In mass critical-care events, such as the current pandemic, bioethics generally gives way to public health ethics. Whereas bioethics traditionally focuses on the health and interests of individual patients and the private doctor-patient interaction, public health ethics focuses on groups and decisions by authorities responsible for large numbers of people. Bioethics tends to be guided by principles such as respect for an individual’s autonomy, while public health ethics on social justice and the just distribution of social resources.
This shift in ethics orientation is seen as critical to saving the most lives. In pandemic triage, for example, we usually prioritize those most in need and most likely to benefit. Additionally, we see who will benefit the fastest, with the least resources. If you can save two people in the time that it would take to save one, the choice is clear. This isn’t good news for the one patient.
Today, physicians at the front lines of this pandemic face challenging issues. Should they remain patient centered, working around systems to get their COVID-19 patients access to experimental drugs and other interventions? If so, they aren’t necessarily thinking about other patients or the big picture, but they are thinking about the health of their patient right in front of them. In this scenario, a doctor remains a patient advocate while a company, such as Gilead, focuses on population health outcomes. This may not maximize lives saved and it may exacerbate inequalities. And it could very well influence doctors’ decisions, such as intubating sooner to give their patients access to an experimental treatment. But it may also protect doctors from feeling like they abandoned their patients. These are hard choices. Hospital ethics committees and the US Centers for Disease Control and Prevention should provide guidelines—ideally with stakeholder input, including the patient voice—to help make these ethical decisions.
The FDA is working closely with innovators to expedite their efforts, leveraging scientific information about the virus and about ongoing clinical trials around the world. We are confident that these efforts will have a major positive effect on this pandemic.
John D. Loike is a professor of biology at Touro College and University Systems and writes a regular column on bioethics for The Scientist.
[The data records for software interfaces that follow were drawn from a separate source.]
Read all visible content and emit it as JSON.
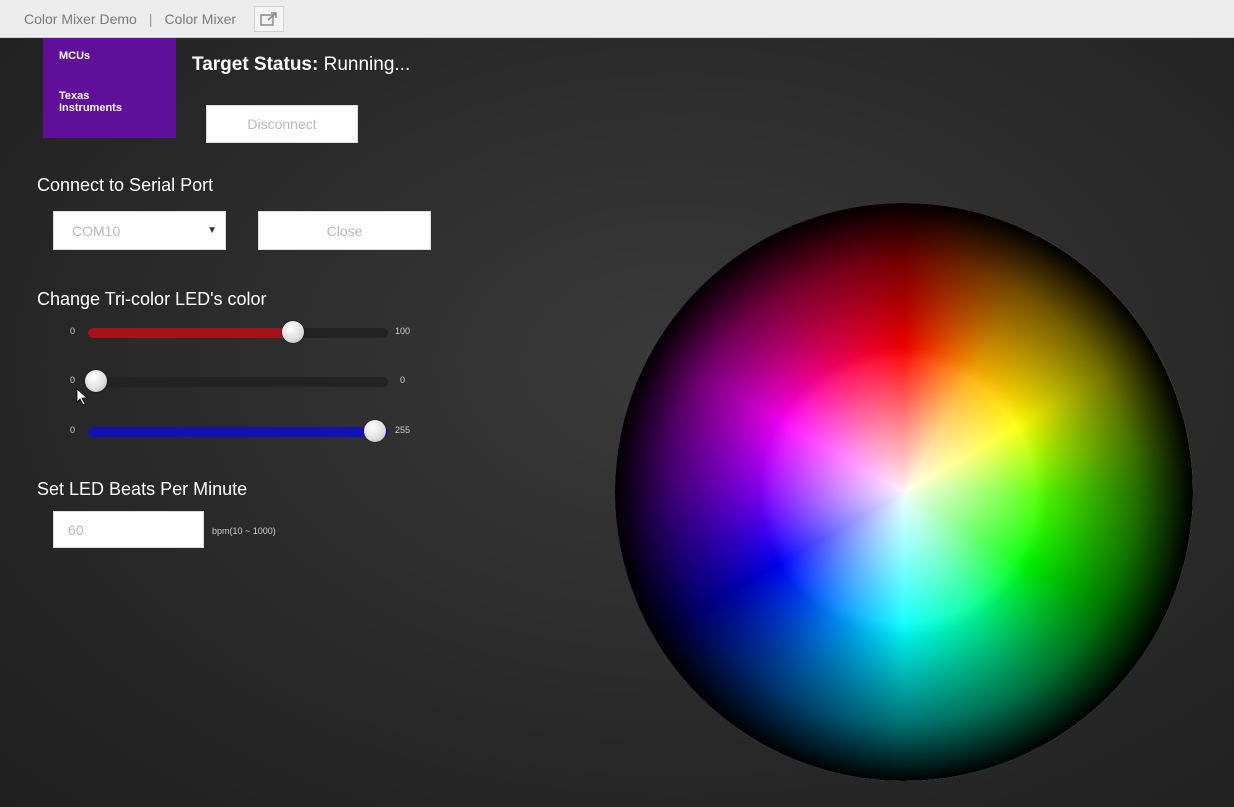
{
  "topbar": {
    "app_name": "Color Mixer Demo",
    "separator": "|",
    "page_name": "Color Mixer",
    "open_external_icon": "open-in-new-window-icon"
  },
  "logo": {
    "line1": "MCUs",
    "line2": "Texas Instruments",
    "color": "#5f0f9a"
  },
  "status": {
    "label": "Target Status:",
    "value": "Running..."
  },
  "disconnect_button": "Disconnect",
  "serial": {
    "heading": "Connect to Serial Port",
    "port_value": "COM10",
    "close_button": "Close"
  },
  "led": {
    "heading": "Change Tri-color LED's color",
    "red": {
      "min": "0",
      "max": "100",
      "value": 70,
      "color": "#a5121a"
    },
    "green": {
      "min": "0",
      "max": "0",
      "value": 0,
      "color": "#2a2a2a"
    },
    "blue": {
      "min": "0",
      "max": "255",
      "value": 255,
      "color": "#1410b8"
    }
  },
  "bpm": {
    "heading": "Set LED Beats Per Minute",
    "value": "60",
    "range_hint": "bpm(10 ~ 1000)"
  },
  "color_wheel": {
    "icon": "color-wheel"
  }
}
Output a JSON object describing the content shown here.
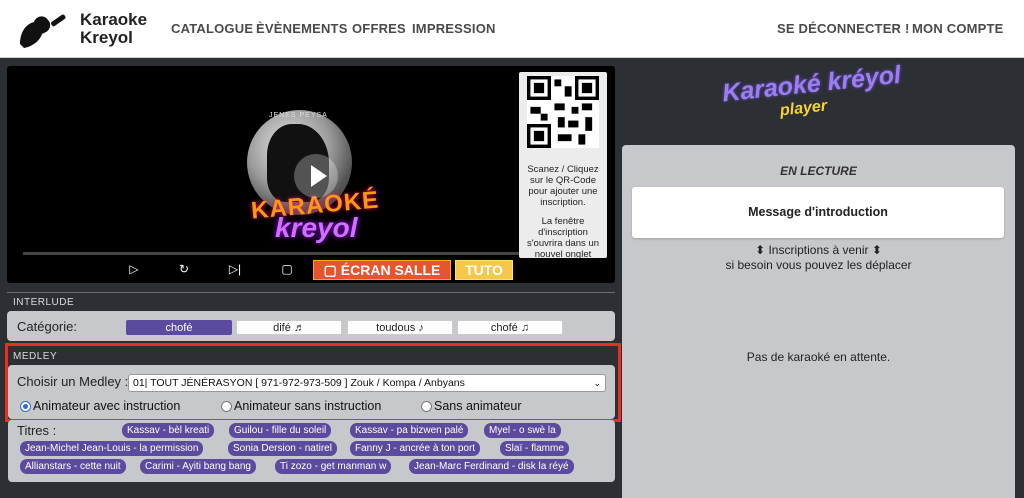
{
  "header": {
    "brand_line1": "Karaoke",
    "brand_line2": "Kreyol",
    "nav_left": [
      "CATALOGUE",
      "ÈVÈNEMENTS",
      "OFFRES",
      "IMPRESSION"
    ],
    "nav_right": [
      "SE DÉCONNECTER !",
      "MON COMPTE"
    ]
  },
  "video": {
    "logo_top": "JENES PEYSA",
    "logo_word1": "KARAOKÉ",
    "logo_word2": "kreyol",
    "qr_text": "Scanez / Cliquez sur le QR-Code pour ajouter une inscription.",
    "qr_text2": "La fenêtre d'inscription s'ouvrira dans un nouvel onglet",
    "progress_fraction": 0.0,
    "ecran_label": "▢ ÉCRAN SALLE",
    "tuto_label": "TUTO"
  },
  "interlude": {
    "section_label": "INTERLUDE",
    "category_label": "Catégorie:",
    "categories": [
      "chofé",
      "difé ♬",
      "toudous ♪",
      "chofé ♫"
    ]
  },
  "medley": {
    "section_label": "MEDLEY",
    "choose_label": "Choisir un Medley :",
    "selected": "01| TOUT JÉNÉRASYON [ 971-972-973-509 ] Zouk / Kompa / Anbyans",
    "radios": [
      "Animateur avec instruction",
      "Animateur sans instruction",
      "Sans animateur"
    ],
    "titres_label": "Titres :",
    "titres": [
      "Kassav - bèl kreati",
      "Guilou - fille du soleil",
      "Kassav - pa bizwen palé",
      "Myel - o swè la",
      "Jean-Michel Jean-Louis - la permission",
      "Sonia Dersion - natirel",
      "Fanny J - ancrée à ton port",
      "Slaï - flamme",
      "Allianstars - cette nuit",
      "Carimi - Ayiti bang bang",
      "Ti zozo - get manman w",
      "Jean-Marc Ferdinand - disk la réyé"
    ]
  },
  "player": {
    "title": "Karaoké kréyol",
    "subtitle": "player",
    "en_lecture": "EN LECTURE",
    "message": "Message d'introduction",
    "inscriptions": "⬍ Inscriptions à venir ⬍",
    "deplacer": "si besoin vous pouvez les déplacer",
    "attente": "Pas de karaoké en attente."
  }
}
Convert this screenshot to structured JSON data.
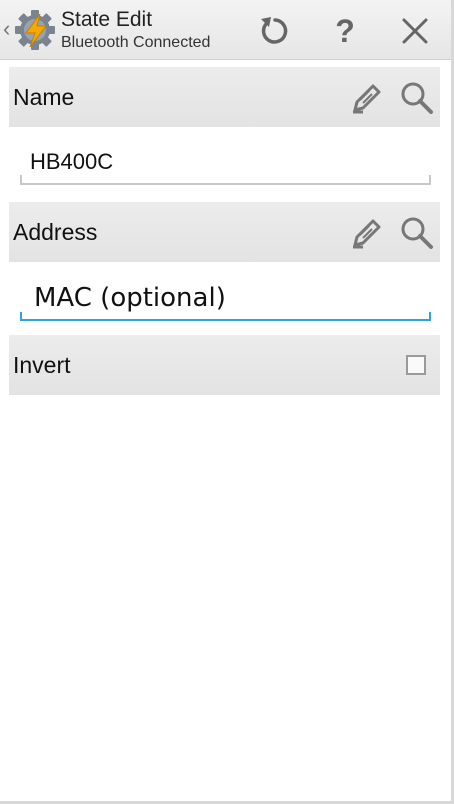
{
  "action_bar": {
    "title": "State Edit",
    "subtitle": "Bluetooth Connected",
    "icons": {
      "back": "chevron-left-icon",
      "app": "tasker-gear-lightning-icon",
      "reset": "undo-icon",
      "help": "help-icon",
      "close": "close-icon"
    }
  },
  "name_section": {
    "label": "Name",
    "value": "HB400C",
    "icons": {
      "edit": "pencil-icon",
      "search": "magnifier-icon"
    }
  },
  "address_section": {
    "label": "Address",
    "value": "",
    "placeholder": "MAC (optional)",
    "icons": {
      "edit": "pencil-icon",
      "search": "magnifier-icon"
    }
  },
  "invert": {
    "label": "Invert",
    "checked": false
  },
  "colors": {
    "accent_focus": "#2aa6dc",
    "header_bg": "#e8e8e8",
    "icon_gray": "#777777"
  }
}
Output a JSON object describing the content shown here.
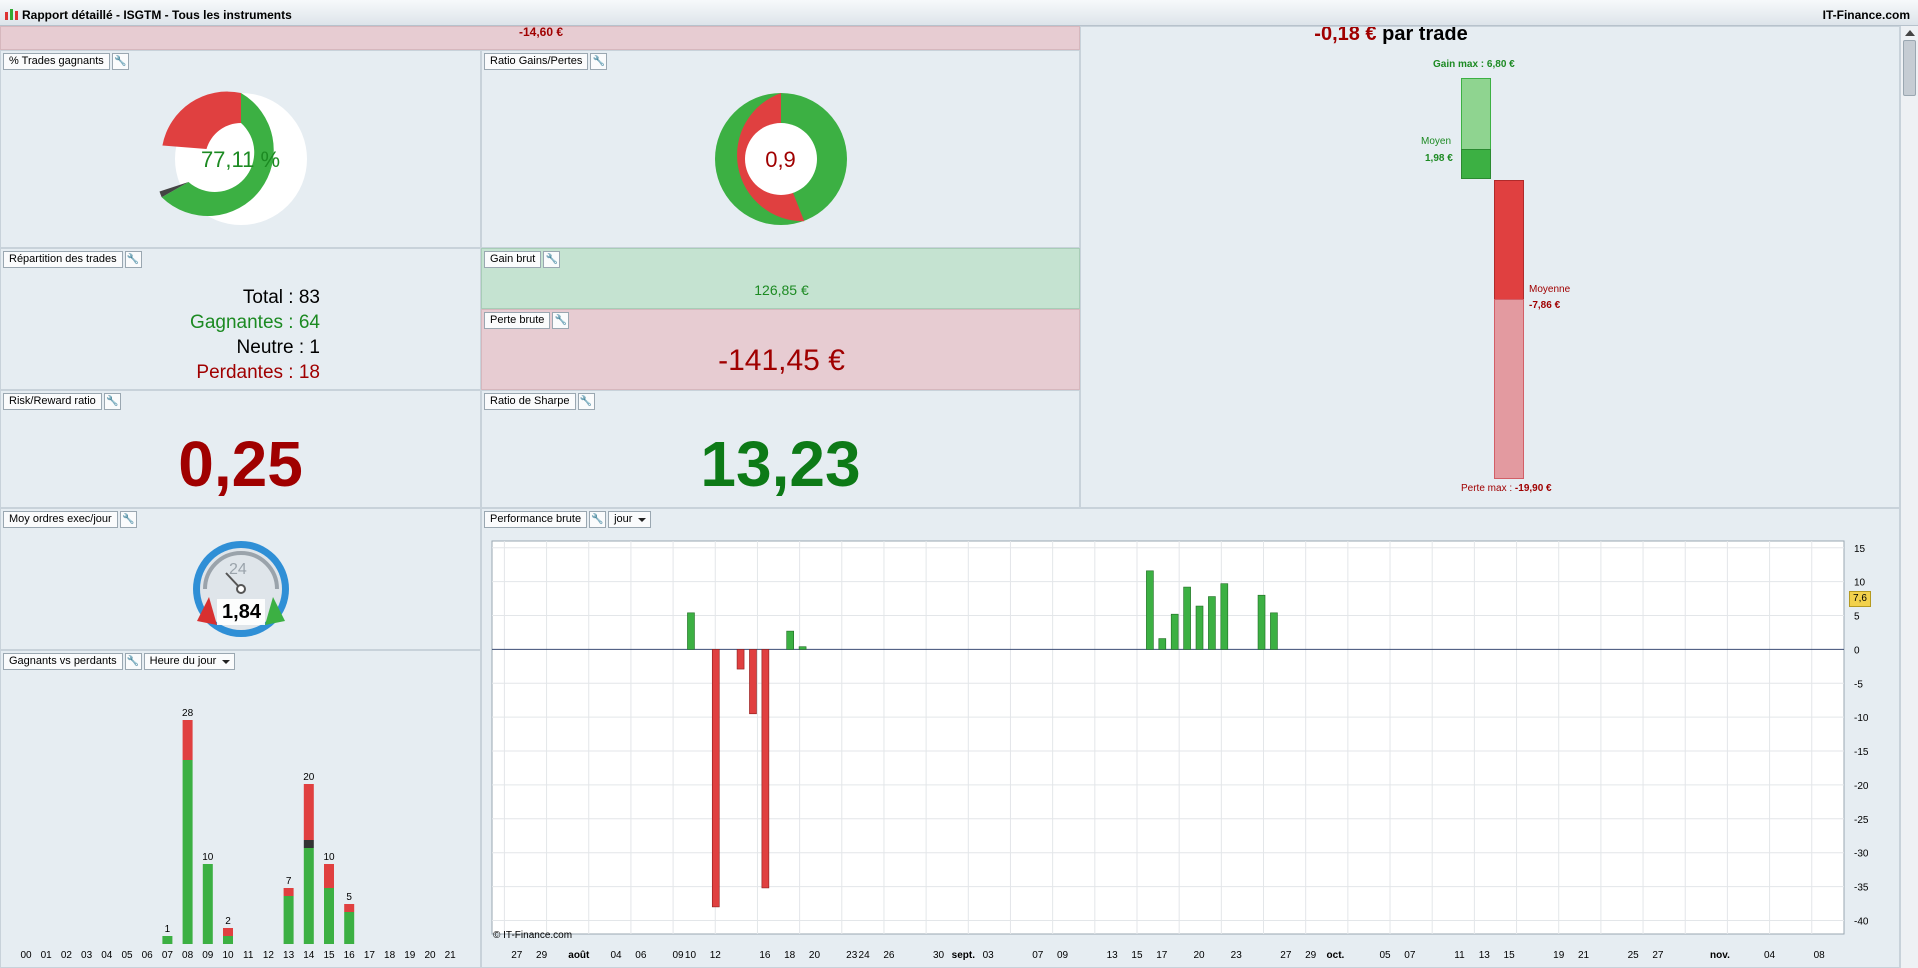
{
  "window": {
    "title": "Rapport détaillé - ISGTM - Tous les instruments",
    "brand": "IT-Finance.com",
    "app_icon": "chart-app-icon"
  },
  "top_strip": {
    "value": "-14,60 €"
  },
  "per_trade": {
    "value": "-0,18 €",
    "suffix": "par trade",
    "gain_max_label": "Gain max :",
    "gain_max_value": "6,80 €",
    "moyen_label": "Moyen",
    "moyen_value": "1,98 €",
    "moyenne_label": "Moyenne",
    "moyenne_value": "-7,86 €",
    "perte_max_label": "Perte max :",
    "perte_max_value": "-19,90 €"
  },
  "trades_gagnants": {
    "label": "% Trades gagnants",
    "value": "77,11 %",
    "fraction": 0.7711
  },
  "ratio_gains_pertes": {
    "label": "Ratio Gains/Pertes",
    "value": "0,9"
  },
  "repartition": {
    "label": "Répartition des trades",
    "total_label": "Total :",
    "total": "83",
    "gagnantes_label": "Gagnantes :",
    "gagnantes": "64",
    "neutre_label": "Neutre :",
    "neutre": "1",
    "perdantes_label": "Perdantes :",
    "perdantes": "18"
  },
  "gain_brut": {
    "label": "Gain brut",
    "value": "126,85 €"
  },
  "perte_brute": {
    "label": "Perte brute",
    "value": "-141,45 €"
  },
  "risk_reward": {
    "label": "Risk/Reward ratio",
    "value": "0,25"
  },
  "sharpe": {
    "label": "Ratio de Sharpe",
    "value": "13,23"
  },
  "ordres": {
    "label": "Moy ordres exec/jour",
    "value": "1,84",
    "dial_label": "24"
  },
  "gagnants_vs_perdants": {
    "label": "Gagnants vs perdants",
    "dropdown": "Heure du jour"
  },
  "performance": {
    "label": "Performance brute",
    "dropdown": "jour",
    "watermark": "© IT-Finance.com",
    "last_value": "7,6"
  },
  "colors": {
    "green": "#3cb043",
    "red": "#e04040",
    "dark_green": "#0d7a17",
    "dark_red": "#a00000"
  },
  "chart_data": [
    {
      "type": "bar",
      "title": "Gagnants vs perdants",
      "categories": [
        "00",
        "01",
        "02",
        "03",
        "04",
        "05",
        "06",
        "07",
        "08",
        "09",
        "10",
        "11",
        "12",
        "13",
        "14",
        "15",
        "16",
        "17",
        "18",
        "19",
        "20",
        "21"
      ],
      "series": [
        {
          "name": "Gagnants",
          "values": [
            0,
            0,
            0,
            0,
            0,
            0,
            0,
            1,
            23,
            10,
            1,
            0,
            0,
            6,
            12,
            7,
            4,
            0,
            0,
            0,
            0,
            0
          ]
        },
        {
          "name": "Neutre",
          "values": [
            0,
            0,
            0,
            0,
            0,
            0,
            0,
            0,
            0,
            0,
            0,
            0,
            0,
            0,
            1,
            0,
            0,
            0,
            0,
            0,
            0,
            0
          ]
        },
        {
          "name": "Perdants",
          "values": [
            0,
            0,
            0,
            0,
            0,
            0,
            0,
            0,
            5,
            0,
            1,
            0,
            0,
            1,
            7,
            3,
            1,
            0,
            0,
            0,
            0,
            0
          ]
        }
      ],
      "totals": [
        "",
        "",
        "",
        "",
        "",
        "",
        "",
        "1",
        "28",
        "10",
        "2",
        "",
        "",
        "7",
        "20",
        "10",
        "5",
        "",
        "",
        "",
        "",
        ""
      ]
    },
    {
      "type": "bar",
      "title": "Performance brute",
      "ylim": [
        -42,
        16
      ],
      "yticks": [
        "15",
        "10",
        "5",
        "0",
        "-5",
        "-10",
        "-15",
        "-20",
        "-25",
        "-30",
        "-35",
        "-40"
      ],
      "x_labels": [
        "27",
        "29",
        "août",
        "04",
        "06",
        "09",
        "10",
        "12",
        "16",
        "18",
        "20",
        "23",
        "24",
        "26",
        "30",
        "sept.",
        "03",
        "07",
        "09",
        "13",
        "15",
        "17",
        "20",
        "23",
        "27",
        "29",
        "oct.",
        "05",
        "07",
        "11",
        "13",
        "15",
        "19",
        "21",
        "25",
        "27",
        "nov.",
        "04",
        "08"
      ],
      "x_label_days": [
        -5,
        -3,
        0,
        3,
        5,
        8,
        9,
        11,
        15,
        17,
        19,
        22,
        23,
        25,
        29,
        31,
        33,
        37,
        39,
        43,
        45,
        47,
        50,
        53,
        57,
        59,
        61,
        65,
        67,
        71,
        73,
        75,
        79,
        81,
        85,
        87,
        92,
        96,
        100
      ],
      "bar_days": [
        13,
        14,
        15,
        9,
        17,
        18,
        11,
        46,
        47,
        48,
        49,
        50,
        51,
        52,
        55,
        56,
        66,
        67,
        80,
        101,
        104
      ],
      "bar_values": [
        -2.9,
        -9.5,
        -35.2,
        5.4,
        2.7,
        0.4,
        -38.0,
        11.6,
        1.6,
        5.2,
        9.2,
        6.4,
        7.8,
        9.7,
        8.0,
        5.4,
        0,
        0,
        0,
        0,
        0
      ]
    }
  ]
}
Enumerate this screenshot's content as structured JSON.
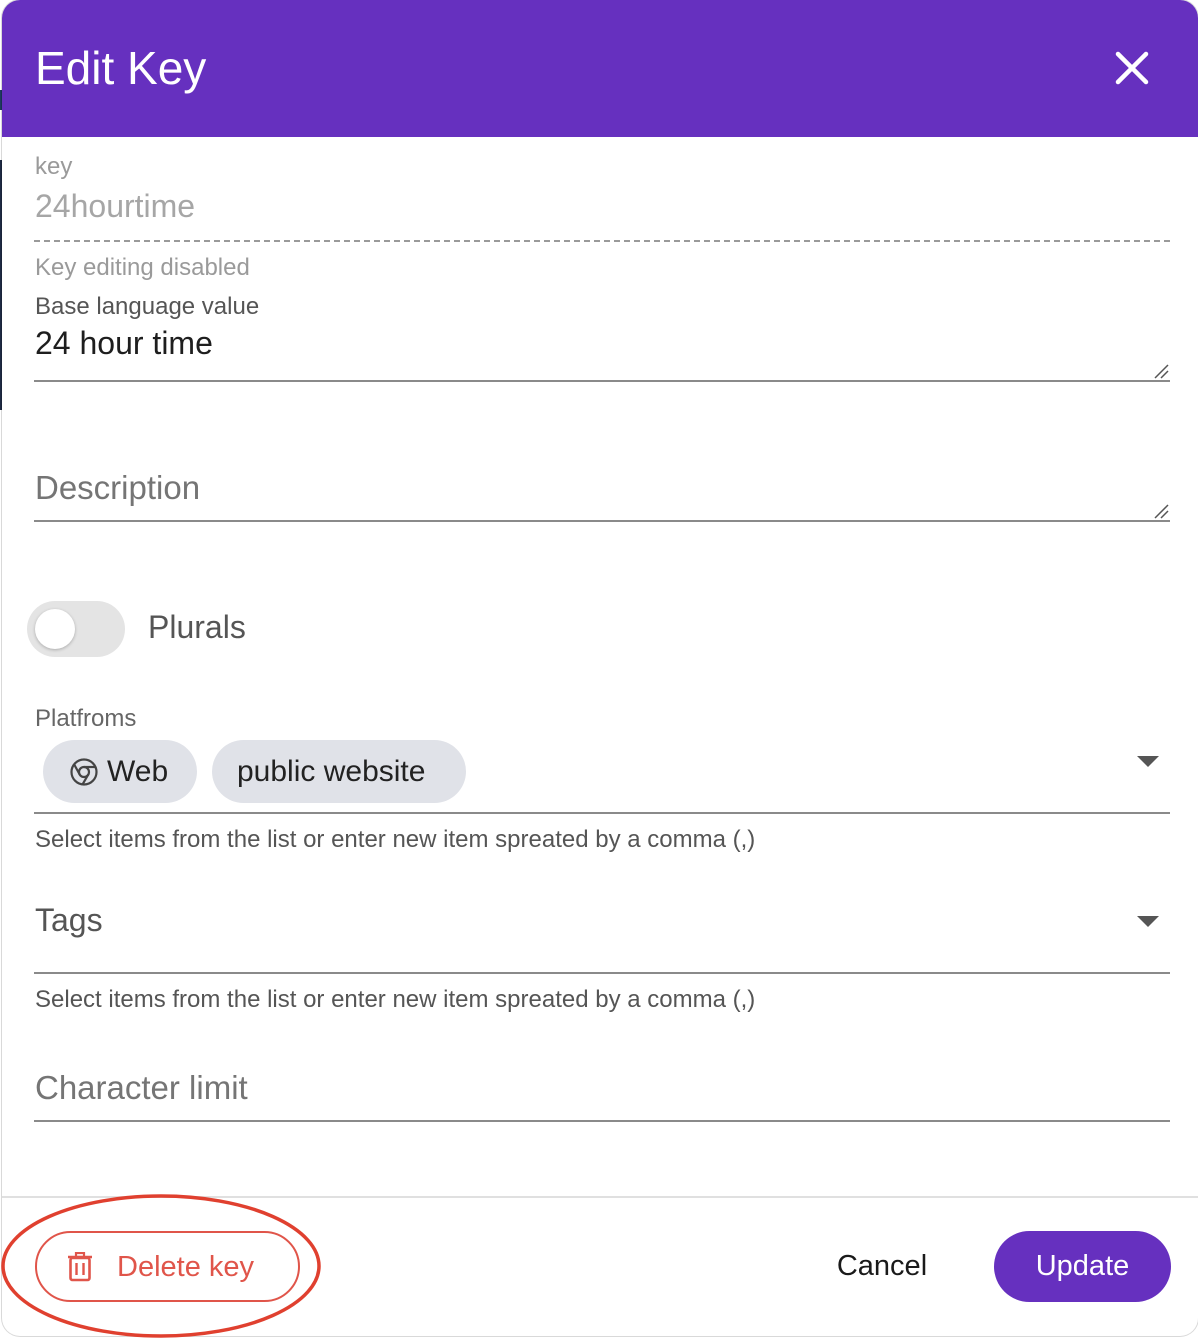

Jennifer E. Miller is an assistant professor at Yale School of Medicine and is the founder of Bioethics International and the Good Pharma Scorecard. Follow her on Twitter @millerbioethics.